Joy Wu (joy.wu@lmu.de)

I conduct research on the economics of digitization with a focus on questions related to user behavior on online platforms. Here, I am mostly interested in research that considers the (perceived) ownership of information and how people value the information they consume or produce on platforms. However, I am open to any research on individual choices and attitudes that are valuable to platform strategy and governance. As a result, my research projects lie at the intersection of platform strategy, behavioral economics, and information systems research. I use quantitative methodology, with a focus on experimental economics methods and survey instruments.

I generally supervise quantitative (Master’s) theses in these areas, but I am generally open for related topics.

Benedikt Seigner (b.seigner@lmu.de)

My work is at the nexus of strategy, sociology, and entrepreneurship and aims to advance our understanding of the impact of social factors and interaction on value creation. For my studies, I draw data from online platforms and quantify the effects of, e.g., (1) feedback on collaboration, (2) social norms related to age, status, ethnicity, and gender on audience reactions, and (3) rhetoric on resource acquisition. Accordingly, I collect data from (e.g., GitHub, Crunchbase, Indiegogo, Kickstarter, or Twitter) and apply advanced econometrics, machine learning, and natural language processing to answer my research questions.

I supervise quantitative master theses examining these areas and employing such methodologies, but I am also open to closely related proposals.

Ambre Nicolle (a.nicolle@lmu.de)

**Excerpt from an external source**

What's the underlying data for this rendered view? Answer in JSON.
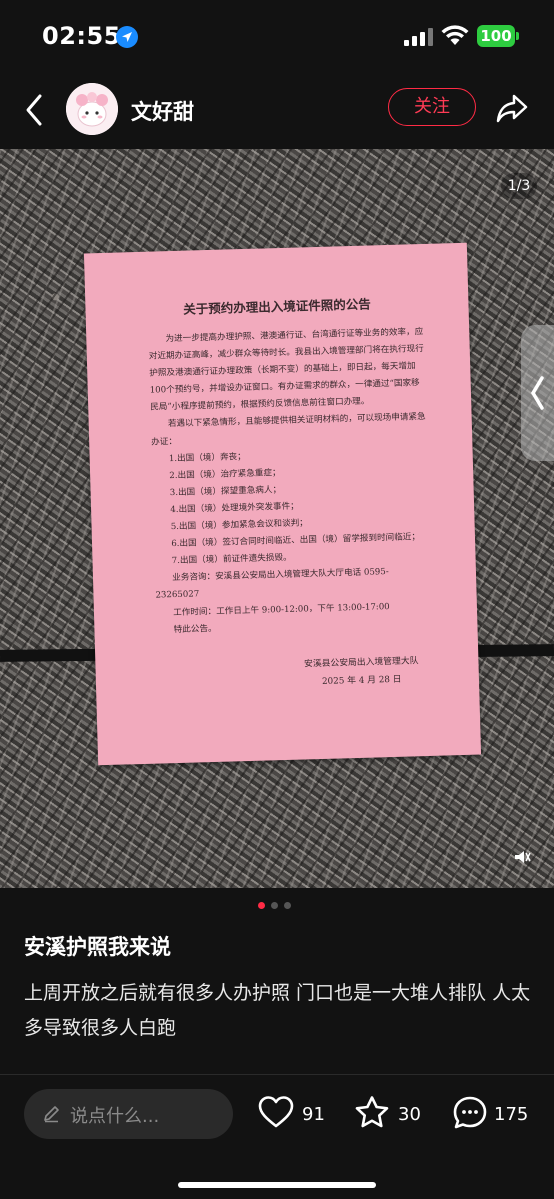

My research primarily focuses on the demand and supply sides in network and digitized industries. I use structural approaches and observational data to model consumer behavior (e.g. discrete choice models). I also use various reduced-form approaches (e.g. differences-in-differences) to comment on the development of prices and variety of products in network and platform markets. More generally, I am interested in competitive strategy and strategic decision-making of firms.

I supervise quantitative theses on these topics, but I am also open for related topic suggestions.

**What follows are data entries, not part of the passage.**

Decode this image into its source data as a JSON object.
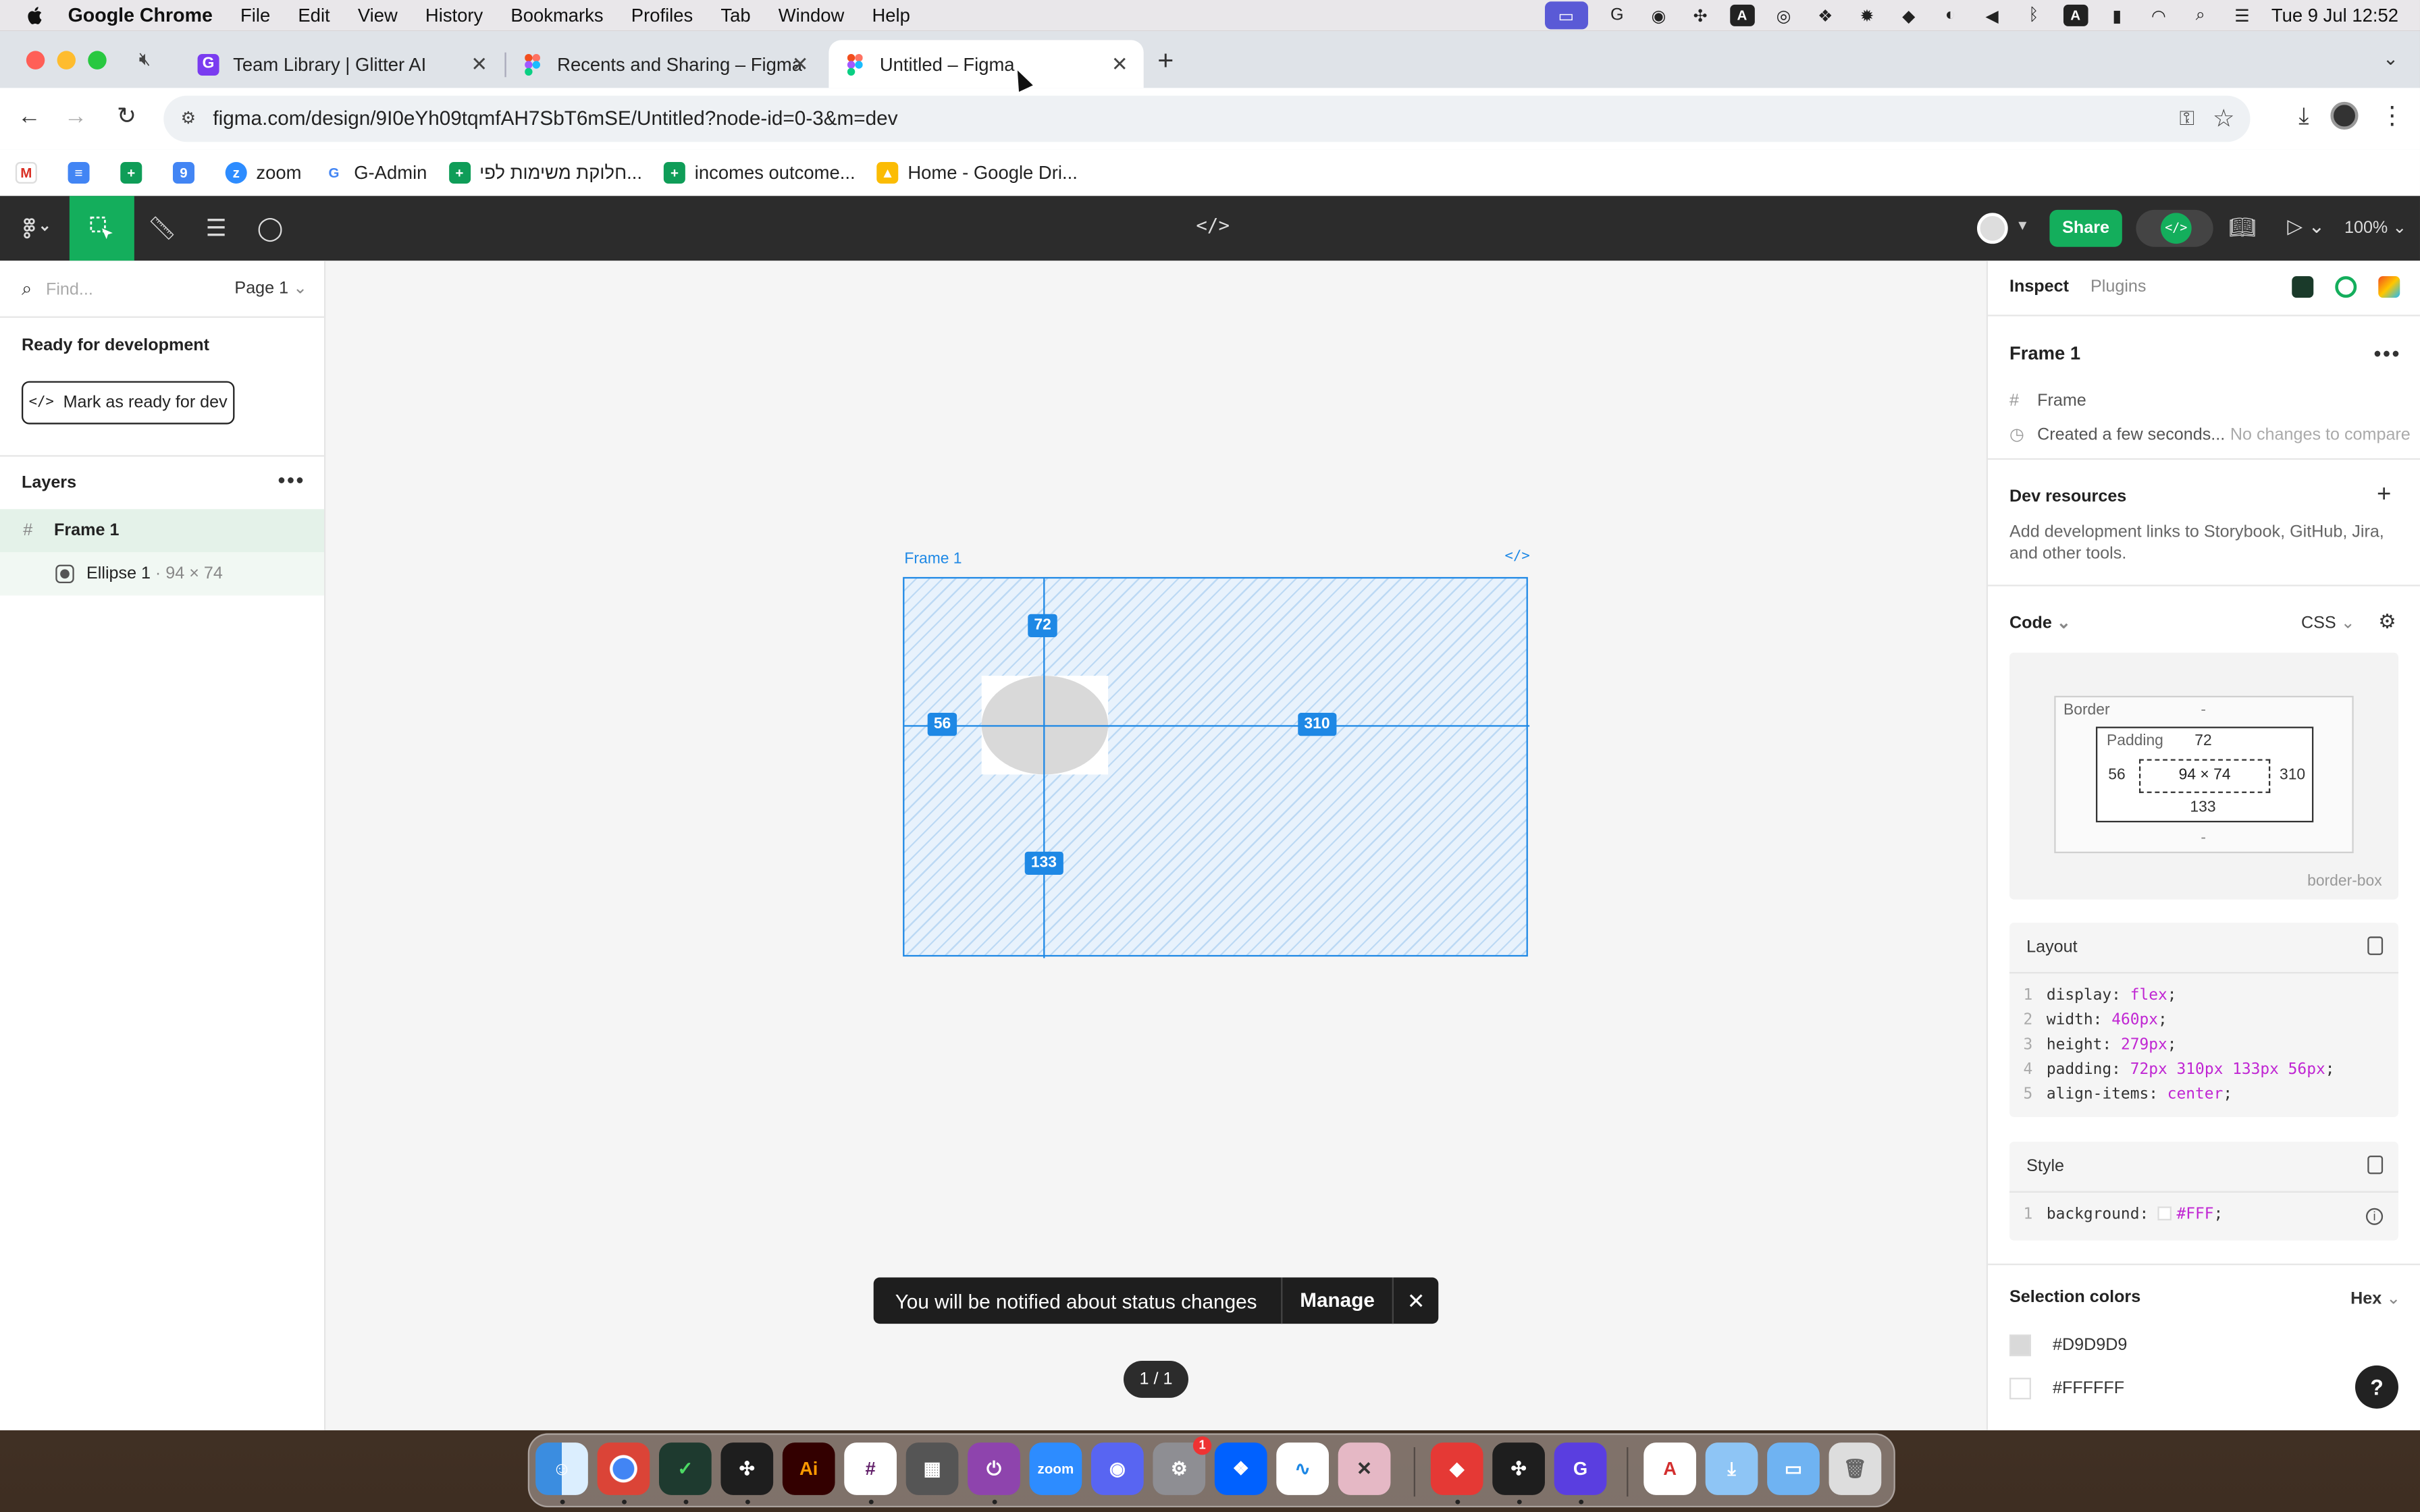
{
  "menubar": {
    "app": "Google Chrome",
    "items": [
      "File",
      "Edit",
      "View",
      "History",
      "Bookmarks",
      "Profiles",
      "Tab",
      "Window",
      "Help"
    ],
    "datetime": "Tue 9 Jul  12:52"
  },
  "browser": {
    "tabs": [
      {
        "title": "Team Library | Glitter AI",
        "active": false
      },
      {
        "title": "Recents and Sharing – Figma",
        "active": false
      },
      {
        "title": "Untitled – Figma",
        "active": true
      }
    ],
    "url": "figma.com/design/9I0eYh09tqmfAH7SbT6mSE/Untitled?node-id=0-3&m=dev",
    "bookmarks": [
      "zoom",
      "G-Admin",
      "חלוקת משימות לפי...",
      "incomes outcome...",
      "Home - Google Dri..."
    ]
  },
  "figma": {
    "topbar": {
      "share_label": "Share",
      "zoom_label": "100%"
    },
    "left": {
      "search_placeholder": "Find...",
      "page_label": "Page 1",
      "ready_title": "Ready for development",
      "mark_ready_label": "Mark as ready for dev",
      "layers_title": "Layers",
      "layers": [
        {
          "name": "Frame 1",
          "dims": ""
        },
        {
          "name": "Ellipse 1",
          "dims": "· 94 × 74"
        }
      ]
    },
    "canvas": {
      "frame_label": "Frame 1",
      "measure_top": "72",
      "measure_left": "56",
      "measure_right": "310",
      "measure_bottom": "133",
      "toast_message": "You will be notified about status changes",
      "toast_action": "Manage",
      "pager": "1 / 1"
    },
    "right": {
      "tab_inspect": "Inspect",
      "tab_plugins": "Plugins",
      "selection_name": "Frame 1",
      "selection_type": "Frame",
      "created": "Created a few seconds...",
      "no_changes": "No changes to compare",
      "dev_resources_title": "Dev resources",
      "dev_resources_desc": "Add development links to Storybook, GitHub, Jira, and other tools.",
      "code_title": "Code",
      "code_lang": "CSS",
      "box_model": {
        "border_label": "Border",
        "padding_label": "Padding",
        "padding_top": "72",
        "padding_left": "56",
        "padding_right": "310",
        "padding_bottom": "133",
        "content": "94 × 74",
        "dash": "-",
        "sizing": "border-box"
      },
      "layout_title": "Layout",
      "layout_code": [
        {
          "n": "1",
          "prop": "display:",
          "val": "flex",
          "end": ";"
        },
        {
          "n": "2",
          "prop": "width:",
          "val": "460px",
          "end": ";"
        },
        {
          "n": "3",
          "prop": "height:",
          "val": "279px",
          "end": ";"
        },
        {
          "n": "4",
          "prop": "padding:",
          "val": "72px 310px 133px 56px",
          "end": ";"
        },
        {
          "n": "5",
          "prop": "align-items:",
          "val": "center",
          "end": ";"
        }
      ],
      "style_title": "Style",
      "style_code": {
        "n": "1",
        "prop": "background:",
        "val": "#FFF",
        "end": ";"
      },
      "selection_colors_title": "Selection colors",
      "color_format": "Hex",
      "selection_colors": [
        "#D9D9D9",
        "#FFFFFF"
      ],
      "help": "?"
    }
  },
  "colors": {
    "figma_green": "#14ae5c",
    "selection_blue": "#1e88e5",
    "ellipse_fill": "#D9D9D9"
  }
}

Vitus Roßmann (v.rossmann@lmu.de)

I am interested in platform research and technology adoption, particularly in the context of payments and financial markets, the interaction of public and private actors, and more broadly in behavioral economics, experimental economics, and quantitative research in general. Furthermore, I’m interested in how humans interact with artificial agents and understanding the underlying mechanisms and biases.

I mainly supervise quantitative theses or lab experiments on these topics but I am also open for related topic suggestions.

Katerina Dubovska (k.dubovska@lmu.de)

My research focuses on the economics of digitalization, especially on the functioning and competition aspects of digital platforms as well as on the role of user data. Moreover, I am interested in development perspectives and challenges of mergers in the digital economy. I use quantitative methodology and large datasets from various contexts to answer my research questions.

I supervise quantitative bachelor theses in these areas, but I am also open to related topic suggestions. Other methodological approaches (e.g. case study, literature-based) are acceptable, too.